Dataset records
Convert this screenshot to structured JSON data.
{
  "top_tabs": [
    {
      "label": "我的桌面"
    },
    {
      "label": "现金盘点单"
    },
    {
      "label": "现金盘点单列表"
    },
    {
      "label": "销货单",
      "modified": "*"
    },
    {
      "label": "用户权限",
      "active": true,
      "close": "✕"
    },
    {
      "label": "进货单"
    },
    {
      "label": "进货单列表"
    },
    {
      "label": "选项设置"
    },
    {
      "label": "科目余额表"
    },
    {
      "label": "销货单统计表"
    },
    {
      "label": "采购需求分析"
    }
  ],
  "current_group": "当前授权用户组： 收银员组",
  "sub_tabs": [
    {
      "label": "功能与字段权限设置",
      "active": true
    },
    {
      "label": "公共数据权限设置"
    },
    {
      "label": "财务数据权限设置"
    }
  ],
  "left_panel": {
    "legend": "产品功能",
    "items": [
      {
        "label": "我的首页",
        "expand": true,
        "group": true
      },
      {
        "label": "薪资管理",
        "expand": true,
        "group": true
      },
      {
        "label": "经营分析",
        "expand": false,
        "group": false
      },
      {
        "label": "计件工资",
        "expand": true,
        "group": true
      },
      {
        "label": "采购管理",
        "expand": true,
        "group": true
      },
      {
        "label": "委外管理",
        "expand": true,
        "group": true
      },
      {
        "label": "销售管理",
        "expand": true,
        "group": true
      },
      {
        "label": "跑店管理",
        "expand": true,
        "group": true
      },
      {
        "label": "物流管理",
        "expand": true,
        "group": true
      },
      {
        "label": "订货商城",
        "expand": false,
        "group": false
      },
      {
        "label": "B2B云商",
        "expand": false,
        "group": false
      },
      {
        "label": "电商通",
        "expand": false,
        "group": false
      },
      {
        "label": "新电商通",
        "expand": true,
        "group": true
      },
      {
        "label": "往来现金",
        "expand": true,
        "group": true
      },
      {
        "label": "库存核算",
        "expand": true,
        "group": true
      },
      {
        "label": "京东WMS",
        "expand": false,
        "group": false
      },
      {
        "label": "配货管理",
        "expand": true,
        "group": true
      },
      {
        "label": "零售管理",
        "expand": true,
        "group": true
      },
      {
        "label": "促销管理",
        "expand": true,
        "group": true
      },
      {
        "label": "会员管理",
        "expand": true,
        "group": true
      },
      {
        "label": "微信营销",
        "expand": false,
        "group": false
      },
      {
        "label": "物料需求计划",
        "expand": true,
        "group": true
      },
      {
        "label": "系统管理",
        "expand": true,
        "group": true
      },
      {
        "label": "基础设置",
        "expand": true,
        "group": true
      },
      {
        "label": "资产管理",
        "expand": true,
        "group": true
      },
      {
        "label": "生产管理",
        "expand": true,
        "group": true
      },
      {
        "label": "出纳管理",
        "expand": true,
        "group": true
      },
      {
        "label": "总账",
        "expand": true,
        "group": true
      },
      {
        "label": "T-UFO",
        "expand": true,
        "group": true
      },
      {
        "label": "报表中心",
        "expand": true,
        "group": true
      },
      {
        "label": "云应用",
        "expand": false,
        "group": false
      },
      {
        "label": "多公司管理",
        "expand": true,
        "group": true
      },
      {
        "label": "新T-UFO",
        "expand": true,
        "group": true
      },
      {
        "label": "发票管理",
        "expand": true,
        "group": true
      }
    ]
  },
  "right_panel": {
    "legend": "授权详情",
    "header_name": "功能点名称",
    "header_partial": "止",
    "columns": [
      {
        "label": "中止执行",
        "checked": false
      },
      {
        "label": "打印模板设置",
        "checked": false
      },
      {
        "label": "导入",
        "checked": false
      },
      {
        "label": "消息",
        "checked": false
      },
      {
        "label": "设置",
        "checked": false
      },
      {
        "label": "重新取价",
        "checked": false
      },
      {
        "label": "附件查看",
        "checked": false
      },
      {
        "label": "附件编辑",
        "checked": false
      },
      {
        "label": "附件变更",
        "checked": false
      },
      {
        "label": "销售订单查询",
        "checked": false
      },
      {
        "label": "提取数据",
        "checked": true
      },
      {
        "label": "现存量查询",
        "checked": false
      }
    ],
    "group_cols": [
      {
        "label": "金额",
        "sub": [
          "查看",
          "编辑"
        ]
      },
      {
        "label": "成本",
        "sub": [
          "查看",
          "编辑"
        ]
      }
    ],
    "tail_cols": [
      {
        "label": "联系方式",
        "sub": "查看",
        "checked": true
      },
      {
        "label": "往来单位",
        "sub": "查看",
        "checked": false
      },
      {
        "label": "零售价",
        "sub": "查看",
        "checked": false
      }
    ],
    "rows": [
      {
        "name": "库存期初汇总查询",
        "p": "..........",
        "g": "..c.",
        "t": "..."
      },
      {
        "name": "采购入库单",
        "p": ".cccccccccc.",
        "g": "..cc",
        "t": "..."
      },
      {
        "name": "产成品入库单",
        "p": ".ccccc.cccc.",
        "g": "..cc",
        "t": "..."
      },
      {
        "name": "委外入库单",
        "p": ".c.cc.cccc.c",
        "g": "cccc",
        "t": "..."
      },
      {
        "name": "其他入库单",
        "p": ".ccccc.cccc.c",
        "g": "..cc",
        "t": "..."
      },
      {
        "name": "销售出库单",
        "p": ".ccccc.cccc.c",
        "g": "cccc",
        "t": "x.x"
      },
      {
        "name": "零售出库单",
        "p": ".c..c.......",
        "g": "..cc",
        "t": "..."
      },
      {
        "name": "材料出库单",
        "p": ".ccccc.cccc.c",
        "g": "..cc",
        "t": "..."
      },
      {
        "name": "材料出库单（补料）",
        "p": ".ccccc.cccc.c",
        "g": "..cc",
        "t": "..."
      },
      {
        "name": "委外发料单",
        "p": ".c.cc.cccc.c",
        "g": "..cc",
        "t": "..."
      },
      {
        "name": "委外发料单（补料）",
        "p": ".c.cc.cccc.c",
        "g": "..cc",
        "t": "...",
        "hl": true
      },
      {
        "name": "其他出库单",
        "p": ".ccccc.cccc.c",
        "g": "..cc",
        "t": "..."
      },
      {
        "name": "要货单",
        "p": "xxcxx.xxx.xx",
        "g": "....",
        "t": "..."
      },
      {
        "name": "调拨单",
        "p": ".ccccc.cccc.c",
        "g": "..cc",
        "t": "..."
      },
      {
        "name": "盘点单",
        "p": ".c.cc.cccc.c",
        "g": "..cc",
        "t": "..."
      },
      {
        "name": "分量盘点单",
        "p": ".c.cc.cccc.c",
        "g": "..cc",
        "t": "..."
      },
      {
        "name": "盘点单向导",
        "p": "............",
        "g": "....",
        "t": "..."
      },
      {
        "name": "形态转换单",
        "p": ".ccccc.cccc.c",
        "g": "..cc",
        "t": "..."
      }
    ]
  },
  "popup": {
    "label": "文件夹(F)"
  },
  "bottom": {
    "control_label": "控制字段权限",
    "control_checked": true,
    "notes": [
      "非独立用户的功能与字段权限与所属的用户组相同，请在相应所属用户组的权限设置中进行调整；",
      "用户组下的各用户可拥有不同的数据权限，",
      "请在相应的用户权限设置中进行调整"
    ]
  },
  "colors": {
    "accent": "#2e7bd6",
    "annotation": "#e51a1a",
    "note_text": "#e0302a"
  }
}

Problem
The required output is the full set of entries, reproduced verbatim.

Solution for this problem
Convert this screenshot to structured JSON data.
{
  "top_tabs": [
    {
      "label": "我的桌面"
    },
    {
      "label": "现金盘点单"
    },
    {
      "label": "现金盘点单列表"
    },
    {
      "label": "销货单",
      "modified": "*"
    },
    {
      "label": "用户权限",
      "active": true,
      "close": "✕"
    },
    {
      "label": "进货单"
    },
    {
      "label": "进货单列表"
    },
    {
      "label": "选项设置"
    },
    {
      "label": "科目余额表"
    },
    {
      "label": "销货单统计表"
    },
    {
      "label": "采购需求分析"
    }
  ],
  "current_group": "当前授权用户组： 收银员组",
  "sub_tabs": [
    {
      "label": "功能与字段权限设置",
      "active": true
    },
    {
      "label": "公共数据权限设置"
    },
    {
      "label": "财务数据权限设置"
    }
  ],
  "left_panel": {
    "legend": "产品功能",
    "items": [
      {
        "label": "我的首页",
        "expand": true,
        "group": true
      },
      {
        "label": "薪资管理",
        "expand": true,
        "group": true
      },
      {
        "label": "经营分析",
        "expand": false,
        "group": false
      },
      {
        "label": "计件工资",
        "expand": true,
        "group": true
      },
      {
        "label": "采购管理",
        "expand": true,
        "group": true
      },
      {
        "label": "委外管理",
        "expand": true,
        "group": true
      },
      {
        "label": "销售管理",
        "expand": true,
        "group": true
      },
      {
        "label": "跑店管理",
        "expand": true,
        "group": true
      },
      {
        "label": "物流管理",
        "expand": true,
        "group": true
      },
      {
        "label": "订货商城",
        "expand": false,
        "group": false
      },
      {
        "label": "B2B云商",
        "expand": false,
        "group": false
      },
      {
        "label": "电商通",
        "expand": false,
        "group": false
      },
      {
        "label": "新电商通",
        "expand": true,
        "group": true
      },
      {
        "label": "往来现金",
        "expand": true,
        "group": true
      },
      {
        "label": "库存核算",
        "expand": true,
        "group": true
      },
      {
        "label": "京东WMS",
        "expand": false,
        "group": false
      },
      {
        "label": "配货管理",
        "expand": true,
        "group": true
      },
      {
        "label": "零售管理",
        "expand": true,
        "group": true
      },
      {
        "label": "促销管理",
        "expand": true,
        "group": true
      },
      {
        "label": "会员管理",
        "expand": true,
        "group": true
      },
      {
        "label": "微信营销",
        "expand": false,
        "group": false
      },
      {
        "label": "物料需求计划",
        "expand": true,
        "group": true
      },
      {
        "label": "系统管理",
        "expand": true,
        "group": true
      },
      {
        "label": "基础设置",
        "expand": true,
        "group": true
      },
      {
        "label": "资产管理",
        "expand": true,
        "group": true
      },
      {
        "label": "生产管理",
        "expand": true,
        "group": true
      },
      {
        "label": "出纳管理",
        "expand": true,
        "group": true
      },
      {
        "label": "总账",
        "expand": true,
        "group": true
      },
      {
        "label": "T-UFO",
        "expand": true,
        "group": true
      },
      {
        "label": "报表中心",
        "expand": true,
        "group": true
      },
      {
        "label": "云应用",
        "expand": false,
        "group": false
      },
      {
        "label": "多公司管理",
        "expand": true,
        "group": true
      },
      {
        "label": "新T-UFO",
        "expand": true,
        "group": true
      },
      {
        "label": "发票管理",
        "expand": true,
        "group": true
      }
    ]
  },
  "right_panel": {
    "legend": "授权详情",
    "header_name": "功能点名称",
    "header_partial": "止",
    "columns": [
      {
        "label": "中止执行",
        "checked": false
      },
      {
        "label": "打印模板设置",
        "checked": false
      },
      {
        "label": "导入",
        "checked": false
      },
      {
        "label": "消息",
        "checked": false
      },
      {
        "label": "设置",
        "checked": false
      },
      {
        "label": "重新取价",
        "checked": false
      },
      {
        "label": "附件查看",
        "checked": false
      },
      {
        "label": "附件编辑",
        "checked": false
      },
      {
        "label": "附件变更",
        "checked": false
      },
      {
        "label": "销售订单查询",
        "checked": false
      },
      {
        "label": "提取数据",
        "checked": true
      },
      {
        "label": "现存量查询",
        "checked": false
      }
    ],
    "group_cols": [
      {
        "label": "金额",
        "sub": [
          "查看",
          "编辑"
        ]
      },
      {
        "label": "成本",
        "sub": [
          "查看",
          "编辑"
        ]
      }
    ],
    "tail_cols": [
      {
        "label": "联系方式",
        "sub": "查看",
        "checked": true
      },
      {
        "label": "往来单位",
        "sub": "查看",
        "checked": false
      },
      {
        "label": "零售价",
        "sub": "查看",
        "checked": false
      }
    ],
    "rows": [
      {
        "name": "库存期初汇总查询",
        "p": "..........",
        "g": "..c.",
        "t": "..."
      },
      {
        "name": "采购入库单",
        "p": ".cccccccccc.",
        "g": "..cc",
        "t": "..."
      },
      {
        "name": "产成品入库单",
        "p": ".ccccc.cccc.",
        "g": "..cc",
        "t": "..."
      },
      {
        "name": "委外入库单",
        "p": ".c.cc.cccc.c",
        "g": "cccc",
        "t": "..."
      },
      {
        "name": "其他入库单",
        "p": ".ccccc.cccc.c",
        "g": "..cc",
        "t": "..."
      },
      {
        "name": "销售出库单",
        "p": ".ccccc.cccc.c",
        "g": "cccc",
        "t": "x.x"
      },
      {
        "name": "零售出库单",
        "p": ".c..c.......",
        "g": "..cc",
        "t": "..."
      },
      {
        "name": "材料出库单",
        "p": ".ccccc.cccc.c",
        "g": "..cc",
        "t": "..."
      },
      {
        "name": "材料出库单（补料）",
        "p": ".ccccc.cccc.c",
        "g": "..cc",
        "t": "..."
      },
      {
        "name": "委外发料单",
        "p": ".c.cc.cccc.c",
        "g": "..cc",
        "t": "..."
      },
      {
        "name": "委外发料单（补料）",
        "p": ".c.cc.cccc.c",
        "g": "..cc",
        "t": "...",
        "hl": true
      },
      {
        "name": "其他出库单",
        "p": ".ccccc.cccc.c",
        "g": "..cc",
        "t": "..."
      },
      {
        "name": "要货单",
        "p": "xxcxx.xxx.xx",
        "g": "....",
        "t": "..."
      },
      {
        "name": "调拨单",
        "p": ".ccccc.cccc.c",
        "g": "..cc",
        "t": "..."
      },
      {
        "name": "盘点单",
        "p": ".c.cc.cccc.c",
        "g": "..cc",
        "t": "..."
      },
      {
        "name": "分量盘点单",
        "p": ".c.cc.cccc.c",
        "g": "..cc",
        "t": "..."
      },
      {
        "name": "盘点单向导",
        "p": "............",
        "g": "....",
        "t": "..."
      },
      {
        "name": "形态转换单",
        "p": ".ccccc.cccc.c",
        "g": "..cc",
        "t": "..."
      }
    ]
  },
  "popup": {
    "label": "文件夹(F)"
  },
  "bottom": {
    "control_label": "控制字段权限",
    "control_checked": true,
    "notes": [
      "非独立用户的功能与字段权限与所属的用户组相同，请在相应所属用户组的权限设置中进行调整；",
      "用户组下的各用户可拥有不同的数据权限，",
      "请在相应的用户权限设置中进行调整"
    ]
  },
  "colors": {
    "accent": "#2e7bd6",
    "annotation": "#e51a1a",
    "note_text": "#e0302a"
  }
}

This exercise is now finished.